Source information below:
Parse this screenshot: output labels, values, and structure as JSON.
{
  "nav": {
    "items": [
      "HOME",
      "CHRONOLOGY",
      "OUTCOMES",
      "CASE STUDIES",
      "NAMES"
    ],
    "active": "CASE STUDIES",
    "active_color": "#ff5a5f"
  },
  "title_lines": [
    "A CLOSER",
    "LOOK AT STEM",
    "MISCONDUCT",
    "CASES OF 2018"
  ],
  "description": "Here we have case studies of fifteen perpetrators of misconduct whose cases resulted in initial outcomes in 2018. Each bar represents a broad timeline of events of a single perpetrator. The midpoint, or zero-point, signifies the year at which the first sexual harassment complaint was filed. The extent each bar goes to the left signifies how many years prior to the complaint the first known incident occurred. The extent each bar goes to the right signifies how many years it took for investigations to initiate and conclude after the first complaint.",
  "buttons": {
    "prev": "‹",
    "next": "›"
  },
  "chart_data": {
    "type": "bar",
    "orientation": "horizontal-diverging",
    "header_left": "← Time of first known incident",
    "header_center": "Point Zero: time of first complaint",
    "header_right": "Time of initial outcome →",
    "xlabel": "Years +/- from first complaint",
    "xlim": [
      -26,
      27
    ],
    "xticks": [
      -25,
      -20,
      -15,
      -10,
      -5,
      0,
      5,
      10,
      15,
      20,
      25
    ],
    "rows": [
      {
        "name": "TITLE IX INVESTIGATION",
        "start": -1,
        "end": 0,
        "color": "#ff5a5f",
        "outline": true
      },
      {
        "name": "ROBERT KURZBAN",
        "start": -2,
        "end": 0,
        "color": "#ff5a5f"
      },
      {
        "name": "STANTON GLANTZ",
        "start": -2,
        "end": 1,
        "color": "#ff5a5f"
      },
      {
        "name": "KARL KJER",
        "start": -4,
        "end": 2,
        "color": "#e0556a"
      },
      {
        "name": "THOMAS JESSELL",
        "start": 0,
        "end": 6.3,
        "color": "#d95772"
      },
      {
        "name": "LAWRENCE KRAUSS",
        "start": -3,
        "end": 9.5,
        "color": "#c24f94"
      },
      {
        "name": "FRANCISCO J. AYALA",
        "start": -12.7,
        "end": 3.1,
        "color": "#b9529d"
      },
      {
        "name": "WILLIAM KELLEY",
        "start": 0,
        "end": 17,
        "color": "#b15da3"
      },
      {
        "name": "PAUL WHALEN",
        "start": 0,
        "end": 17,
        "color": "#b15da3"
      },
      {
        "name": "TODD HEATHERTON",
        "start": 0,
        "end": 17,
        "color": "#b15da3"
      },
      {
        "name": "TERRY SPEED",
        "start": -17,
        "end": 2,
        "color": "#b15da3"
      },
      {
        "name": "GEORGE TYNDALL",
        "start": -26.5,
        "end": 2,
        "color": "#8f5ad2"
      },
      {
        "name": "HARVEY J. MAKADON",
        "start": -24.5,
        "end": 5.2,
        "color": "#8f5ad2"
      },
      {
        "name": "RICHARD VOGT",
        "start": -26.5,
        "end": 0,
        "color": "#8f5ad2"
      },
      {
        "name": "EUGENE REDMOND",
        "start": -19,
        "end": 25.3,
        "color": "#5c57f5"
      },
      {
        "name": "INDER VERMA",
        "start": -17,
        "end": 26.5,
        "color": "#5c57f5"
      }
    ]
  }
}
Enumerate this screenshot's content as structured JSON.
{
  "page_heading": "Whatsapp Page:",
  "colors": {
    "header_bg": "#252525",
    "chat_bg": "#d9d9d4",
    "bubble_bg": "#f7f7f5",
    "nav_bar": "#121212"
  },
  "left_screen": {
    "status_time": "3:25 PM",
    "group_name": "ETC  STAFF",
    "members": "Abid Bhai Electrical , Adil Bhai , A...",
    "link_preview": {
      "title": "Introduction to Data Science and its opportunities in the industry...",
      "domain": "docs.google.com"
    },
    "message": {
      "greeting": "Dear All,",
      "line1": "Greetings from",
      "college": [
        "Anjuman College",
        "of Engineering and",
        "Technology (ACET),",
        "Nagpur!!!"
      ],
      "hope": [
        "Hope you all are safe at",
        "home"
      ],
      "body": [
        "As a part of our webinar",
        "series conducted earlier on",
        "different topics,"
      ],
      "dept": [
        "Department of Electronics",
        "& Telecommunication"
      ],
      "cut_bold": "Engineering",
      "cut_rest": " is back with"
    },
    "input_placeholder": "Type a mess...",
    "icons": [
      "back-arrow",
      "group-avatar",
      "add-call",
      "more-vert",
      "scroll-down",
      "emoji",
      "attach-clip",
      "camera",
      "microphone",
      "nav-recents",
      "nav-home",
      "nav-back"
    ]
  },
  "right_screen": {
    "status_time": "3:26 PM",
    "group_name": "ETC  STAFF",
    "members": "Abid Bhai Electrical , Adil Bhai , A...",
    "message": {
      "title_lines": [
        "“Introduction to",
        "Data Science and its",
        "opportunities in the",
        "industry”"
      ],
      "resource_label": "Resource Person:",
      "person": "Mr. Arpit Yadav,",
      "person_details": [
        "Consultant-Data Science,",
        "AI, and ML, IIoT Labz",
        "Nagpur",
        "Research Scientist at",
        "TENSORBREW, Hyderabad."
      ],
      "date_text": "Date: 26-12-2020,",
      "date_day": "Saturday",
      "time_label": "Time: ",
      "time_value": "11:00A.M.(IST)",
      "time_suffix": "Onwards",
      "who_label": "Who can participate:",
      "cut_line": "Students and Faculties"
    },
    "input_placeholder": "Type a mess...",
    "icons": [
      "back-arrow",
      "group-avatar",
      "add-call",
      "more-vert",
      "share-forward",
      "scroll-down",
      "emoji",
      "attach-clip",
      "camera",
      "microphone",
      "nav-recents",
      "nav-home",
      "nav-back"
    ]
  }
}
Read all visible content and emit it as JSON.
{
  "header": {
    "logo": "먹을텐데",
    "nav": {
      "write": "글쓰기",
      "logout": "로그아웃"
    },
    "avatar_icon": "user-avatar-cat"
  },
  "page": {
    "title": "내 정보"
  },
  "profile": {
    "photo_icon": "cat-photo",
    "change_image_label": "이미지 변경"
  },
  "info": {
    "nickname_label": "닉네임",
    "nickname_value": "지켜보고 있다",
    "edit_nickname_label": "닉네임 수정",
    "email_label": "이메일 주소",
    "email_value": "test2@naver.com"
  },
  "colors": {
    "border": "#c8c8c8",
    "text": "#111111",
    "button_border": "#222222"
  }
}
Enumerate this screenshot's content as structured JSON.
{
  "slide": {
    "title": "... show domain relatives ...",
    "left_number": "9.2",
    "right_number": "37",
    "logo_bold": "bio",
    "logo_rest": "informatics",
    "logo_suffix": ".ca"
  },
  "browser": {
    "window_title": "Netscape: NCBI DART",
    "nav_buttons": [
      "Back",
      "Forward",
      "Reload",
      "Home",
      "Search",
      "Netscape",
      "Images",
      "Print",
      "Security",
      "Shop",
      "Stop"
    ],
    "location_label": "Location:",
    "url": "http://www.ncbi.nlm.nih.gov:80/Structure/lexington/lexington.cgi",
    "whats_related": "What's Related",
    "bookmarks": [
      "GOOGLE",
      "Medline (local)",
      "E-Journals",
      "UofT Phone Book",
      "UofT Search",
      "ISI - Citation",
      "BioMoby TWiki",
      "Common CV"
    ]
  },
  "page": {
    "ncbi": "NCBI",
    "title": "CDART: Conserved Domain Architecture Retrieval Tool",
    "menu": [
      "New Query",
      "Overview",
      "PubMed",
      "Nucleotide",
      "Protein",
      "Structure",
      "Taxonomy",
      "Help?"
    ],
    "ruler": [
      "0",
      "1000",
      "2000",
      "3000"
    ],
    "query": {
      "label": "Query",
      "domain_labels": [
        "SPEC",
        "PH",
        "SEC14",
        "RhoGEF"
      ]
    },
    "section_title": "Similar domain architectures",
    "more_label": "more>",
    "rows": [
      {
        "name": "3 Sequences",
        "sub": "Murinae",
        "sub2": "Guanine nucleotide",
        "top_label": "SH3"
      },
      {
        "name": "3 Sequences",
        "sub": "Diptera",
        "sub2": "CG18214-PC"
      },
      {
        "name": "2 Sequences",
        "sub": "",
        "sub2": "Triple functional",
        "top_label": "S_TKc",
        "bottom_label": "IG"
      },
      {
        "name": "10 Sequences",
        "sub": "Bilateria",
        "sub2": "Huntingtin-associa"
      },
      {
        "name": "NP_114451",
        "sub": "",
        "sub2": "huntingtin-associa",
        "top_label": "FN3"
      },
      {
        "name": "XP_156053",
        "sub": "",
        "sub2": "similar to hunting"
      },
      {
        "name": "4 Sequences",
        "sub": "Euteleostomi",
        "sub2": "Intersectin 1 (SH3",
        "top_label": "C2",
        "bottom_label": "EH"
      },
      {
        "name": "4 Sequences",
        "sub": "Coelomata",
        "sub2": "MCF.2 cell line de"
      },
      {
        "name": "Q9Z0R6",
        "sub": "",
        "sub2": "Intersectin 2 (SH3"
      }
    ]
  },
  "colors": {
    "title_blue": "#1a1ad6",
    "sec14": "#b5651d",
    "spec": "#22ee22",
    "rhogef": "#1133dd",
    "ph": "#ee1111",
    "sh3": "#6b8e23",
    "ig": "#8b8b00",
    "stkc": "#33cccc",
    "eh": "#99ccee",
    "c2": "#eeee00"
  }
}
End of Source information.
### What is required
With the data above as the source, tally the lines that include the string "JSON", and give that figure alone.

### Exercise result
4